SNR Can­did­ate G70.5+1.9 in Cygnus

G70.5+1.9 is a can­did­ate super­nova rem­nant dis­covered in 2009. It meas­ures approx­im­ately 5x3 arcminutes and its beau­ti­ful struc­ture con­sists of a series of inter­lock­ing elong­ated and curved fil­a­ments with its south­ern rim being the bright­est part. OIII in par­tic­u­lar reveals an impress­ive tail struc­ture with a length of 8 arcminutes that extends to the left. The pub­lic­a­tion about the dis­cov­ery can be found here.

Fur­ther to the south is the Sh2-100 emis­sion neb­ula com­plex (left) and Sh2-99 (right).

The image is a com­bin­a­tion of long exposed nar­row­band data (Ha, OIII) with RGB data. North is up in this image.

[descrip­tion from Sakib Rasool]


RCOS 14.5″ f/​8
Andor U16M
Astro­don Gen2
HaOIIIR­GB 800:640:240:240:220 min.
ROSA Remote Obser­vat­or­ies South­ern Alps
© Mar­tin Ruster­holz, Astrophotographer

Find­er­chart SNR Can­did­ate G70.5+1.9 in Cygnus

G70.5+1.9 Sky Chart - Astrophotography Martin Rusterholz

Image cre­ated by Skychart

About Me

Hello, my name is Martin Rusterholz. I’m a Swiss amateur astrophotographer living near Zurich, the biggest town in Switzerland. My interest in astronomy started when I was 16. At that time, I built my first Newtonian telescope and mount.
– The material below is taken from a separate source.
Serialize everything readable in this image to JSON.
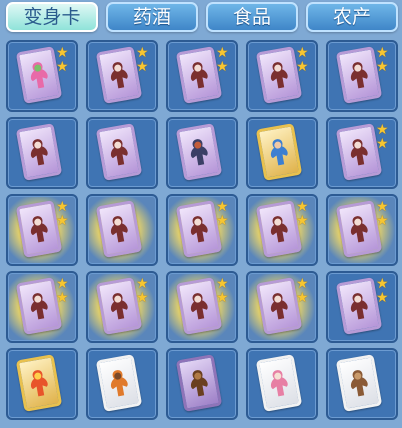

I studied physics at the Swiss Federal Institute of Technology (ETH) which was the only study including at least some aspects of astronomy and astrophysics. “Looking at the nights sky is an experience touching everybody deeply inside, something common to all human beings independent to the language spoken by the individuals”. Deep-sky astrophotography is my passion.